> TASK GOAL: Whenever the word "accent" turns up in a line of the data below, copy that line.

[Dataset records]
§ §

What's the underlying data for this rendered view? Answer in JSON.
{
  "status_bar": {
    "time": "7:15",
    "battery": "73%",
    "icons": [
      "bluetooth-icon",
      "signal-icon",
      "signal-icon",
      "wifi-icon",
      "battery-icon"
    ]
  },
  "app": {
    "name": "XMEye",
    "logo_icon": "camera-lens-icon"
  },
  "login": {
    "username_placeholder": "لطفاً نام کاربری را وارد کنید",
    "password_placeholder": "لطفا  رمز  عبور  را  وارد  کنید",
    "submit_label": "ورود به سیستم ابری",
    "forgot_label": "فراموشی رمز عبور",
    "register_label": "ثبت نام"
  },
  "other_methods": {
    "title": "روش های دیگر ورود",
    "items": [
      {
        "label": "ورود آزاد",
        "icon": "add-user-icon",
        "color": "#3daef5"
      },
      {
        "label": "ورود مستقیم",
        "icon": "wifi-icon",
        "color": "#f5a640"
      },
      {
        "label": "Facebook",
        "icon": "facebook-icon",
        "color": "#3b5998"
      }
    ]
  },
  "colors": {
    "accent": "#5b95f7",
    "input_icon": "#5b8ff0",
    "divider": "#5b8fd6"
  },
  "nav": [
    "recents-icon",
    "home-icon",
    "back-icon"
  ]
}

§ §

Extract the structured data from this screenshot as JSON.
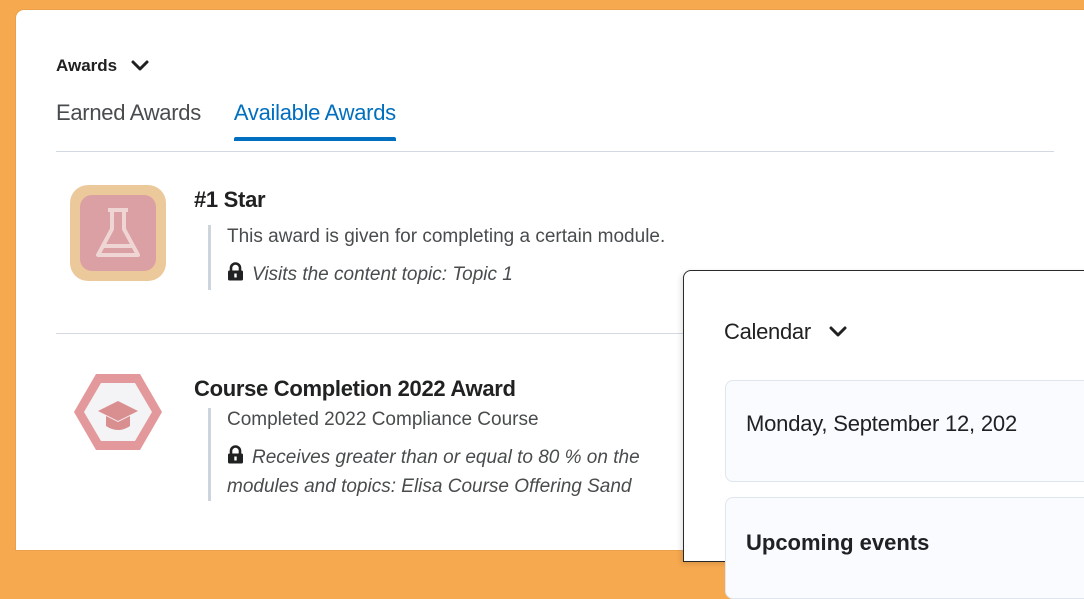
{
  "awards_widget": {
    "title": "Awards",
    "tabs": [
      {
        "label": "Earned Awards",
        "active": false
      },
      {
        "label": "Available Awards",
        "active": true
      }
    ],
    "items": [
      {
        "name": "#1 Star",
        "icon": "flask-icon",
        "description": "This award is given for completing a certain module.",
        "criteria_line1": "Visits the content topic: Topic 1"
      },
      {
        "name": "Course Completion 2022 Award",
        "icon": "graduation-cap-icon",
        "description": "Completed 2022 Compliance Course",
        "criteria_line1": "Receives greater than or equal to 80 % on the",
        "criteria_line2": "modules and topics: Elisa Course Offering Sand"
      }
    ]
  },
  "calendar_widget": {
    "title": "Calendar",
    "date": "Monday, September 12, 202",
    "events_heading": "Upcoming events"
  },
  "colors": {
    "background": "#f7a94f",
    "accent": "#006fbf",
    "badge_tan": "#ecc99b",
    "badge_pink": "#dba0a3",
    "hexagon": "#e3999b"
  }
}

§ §

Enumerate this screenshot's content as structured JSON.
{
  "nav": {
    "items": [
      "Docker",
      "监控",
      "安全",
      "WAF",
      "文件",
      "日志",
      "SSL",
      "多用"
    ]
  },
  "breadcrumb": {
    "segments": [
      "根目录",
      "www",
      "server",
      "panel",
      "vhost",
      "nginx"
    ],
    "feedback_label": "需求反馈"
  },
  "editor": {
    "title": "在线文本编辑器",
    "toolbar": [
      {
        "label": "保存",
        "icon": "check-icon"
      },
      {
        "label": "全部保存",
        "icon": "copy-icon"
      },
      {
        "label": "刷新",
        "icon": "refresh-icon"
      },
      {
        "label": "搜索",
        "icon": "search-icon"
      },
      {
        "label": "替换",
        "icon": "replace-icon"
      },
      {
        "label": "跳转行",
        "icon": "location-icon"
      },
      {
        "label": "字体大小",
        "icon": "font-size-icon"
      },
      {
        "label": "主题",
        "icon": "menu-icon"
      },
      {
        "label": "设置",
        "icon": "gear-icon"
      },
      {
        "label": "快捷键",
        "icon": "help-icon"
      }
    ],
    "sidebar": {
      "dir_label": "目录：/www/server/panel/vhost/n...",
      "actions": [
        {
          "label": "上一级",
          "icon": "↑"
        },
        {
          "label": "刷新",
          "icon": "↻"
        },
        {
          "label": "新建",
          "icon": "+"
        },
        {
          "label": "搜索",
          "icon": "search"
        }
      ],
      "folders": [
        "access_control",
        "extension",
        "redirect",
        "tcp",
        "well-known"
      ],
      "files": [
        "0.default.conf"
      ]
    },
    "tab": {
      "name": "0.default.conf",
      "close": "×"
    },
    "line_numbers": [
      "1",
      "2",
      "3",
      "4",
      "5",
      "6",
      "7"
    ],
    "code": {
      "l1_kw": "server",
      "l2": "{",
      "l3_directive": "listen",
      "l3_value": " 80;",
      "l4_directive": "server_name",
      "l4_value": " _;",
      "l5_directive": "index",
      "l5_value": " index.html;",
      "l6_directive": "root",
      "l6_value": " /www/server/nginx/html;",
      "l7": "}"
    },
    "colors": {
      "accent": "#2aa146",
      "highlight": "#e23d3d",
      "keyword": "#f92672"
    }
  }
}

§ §

> EXERCISE SOLUTION:
    "accent": "#5b95f7",
    "accent": "#006fbf",
      "accent": "#2aa146",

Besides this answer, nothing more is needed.